Author Margaret Atwood, who has released a poem from her forthcoming collection Dearly especially for National Poetry Day, agrees, defining poetry as the core of her craft:‘
Poetry has always been central to my other forays into language. It opens doors for me into spaces that may later be found to contain stories.’
The National Poetry Day team, in partnership with Waterstones and Penguin Random House, now invites everyone to put forward their own creative response to Atwood’s poem for a chance to win a signed copy of Dearly. They can post a video performance of the poem, a picture or a short poem of their own, using #AtwoodNPD.
Atwood’s involvement, alongside that of other artists working in a wide range of artforms - music, performance, drama, art - demonstrates the flexibility and centrality of poetry to culture.
As Sieghart adds: ‘2020 may go down as the year of bubbles and screens as the pandemic continues to confine many to our homes, but it has also allowed us to increase the ways in which we can reach out to others, and for many more people to understand the healing power of poetry in the most difficult of times.’
Other initiatives taking place this year, as featured on National Poetry Day’s interactive map, include an exclusive reading from Wordsworth’s Dove Cottage by Poet Laureate Simon Armitage and the shortlist announcement for the 2020 CLiPPA (Centre for Literacy in Primary Poetry Award), the UK’s only award for published poetry for children.

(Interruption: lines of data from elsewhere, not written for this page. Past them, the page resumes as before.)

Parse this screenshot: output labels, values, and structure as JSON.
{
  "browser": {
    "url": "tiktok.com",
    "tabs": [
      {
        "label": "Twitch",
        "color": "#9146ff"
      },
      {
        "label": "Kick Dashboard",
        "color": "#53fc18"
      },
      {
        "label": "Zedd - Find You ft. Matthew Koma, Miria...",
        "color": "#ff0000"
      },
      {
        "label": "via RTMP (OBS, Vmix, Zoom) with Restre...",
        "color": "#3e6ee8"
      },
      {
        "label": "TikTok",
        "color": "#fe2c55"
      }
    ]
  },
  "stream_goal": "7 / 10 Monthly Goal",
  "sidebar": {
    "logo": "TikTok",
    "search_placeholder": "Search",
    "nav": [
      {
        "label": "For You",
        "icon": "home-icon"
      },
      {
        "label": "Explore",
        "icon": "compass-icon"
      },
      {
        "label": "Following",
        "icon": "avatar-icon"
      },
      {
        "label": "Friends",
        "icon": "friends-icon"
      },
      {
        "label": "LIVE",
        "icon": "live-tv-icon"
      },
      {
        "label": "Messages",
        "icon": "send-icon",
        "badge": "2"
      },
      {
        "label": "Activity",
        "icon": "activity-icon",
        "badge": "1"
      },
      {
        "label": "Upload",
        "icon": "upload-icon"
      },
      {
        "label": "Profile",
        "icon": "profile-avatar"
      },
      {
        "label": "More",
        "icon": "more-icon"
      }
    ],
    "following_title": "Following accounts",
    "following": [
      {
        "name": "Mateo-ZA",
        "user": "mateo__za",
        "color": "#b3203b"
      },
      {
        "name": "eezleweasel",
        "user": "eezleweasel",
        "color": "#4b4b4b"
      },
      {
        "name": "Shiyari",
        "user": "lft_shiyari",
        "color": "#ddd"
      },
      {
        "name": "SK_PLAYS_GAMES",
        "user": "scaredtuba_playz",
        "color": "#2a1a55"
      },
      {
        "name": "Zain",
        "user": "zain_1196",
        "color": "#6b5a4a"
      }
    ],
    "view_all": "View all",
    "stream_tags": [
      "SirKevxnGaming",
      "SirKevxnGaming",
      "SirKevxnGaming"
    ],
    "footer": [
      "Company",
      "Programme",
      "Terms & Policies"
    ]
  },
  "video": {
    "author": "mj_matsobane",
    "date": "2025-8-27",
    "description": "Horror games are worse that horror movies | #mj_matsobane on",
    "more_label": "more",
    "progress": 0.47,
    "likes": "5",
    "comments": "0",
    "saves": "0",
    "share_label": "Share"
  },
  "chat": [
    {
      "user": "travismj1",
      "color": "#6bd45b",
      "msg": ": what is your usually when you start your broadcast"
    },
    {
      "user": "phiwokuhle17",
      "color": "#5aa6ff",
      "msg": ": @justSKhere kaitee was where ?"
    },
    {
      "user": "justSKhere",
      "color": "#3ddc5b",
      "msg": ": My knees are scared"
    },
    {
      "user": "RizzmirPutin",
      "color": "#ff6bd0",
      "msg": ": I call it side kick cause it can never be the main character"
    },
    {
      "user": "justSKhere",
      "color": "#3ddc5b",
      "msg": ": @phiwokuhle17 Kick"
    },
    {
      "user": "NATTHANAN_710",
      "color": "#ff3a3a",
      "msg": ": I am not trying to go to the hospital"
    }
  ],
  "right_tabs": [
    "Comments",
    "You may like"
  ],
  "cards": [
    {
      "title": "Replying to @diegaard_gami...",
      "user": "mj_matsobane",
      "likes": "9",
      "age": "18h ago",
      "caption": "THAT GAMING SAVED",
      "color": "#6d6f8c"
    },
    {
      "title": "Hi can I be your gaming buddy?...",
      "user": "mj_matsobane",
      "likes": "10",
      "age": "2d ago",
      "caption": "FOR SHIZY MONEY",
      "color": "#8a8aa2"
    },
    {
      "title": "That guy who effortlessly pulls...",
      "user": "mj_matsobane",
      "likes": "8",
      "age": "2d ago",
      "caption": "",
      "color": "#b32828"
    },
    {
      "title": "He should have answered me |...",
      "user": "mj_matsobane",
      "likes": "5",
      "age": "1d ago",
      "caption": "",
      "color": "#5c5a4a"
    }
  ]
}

Find more ways to #ShareAPoem on the NPD website
Details to links above here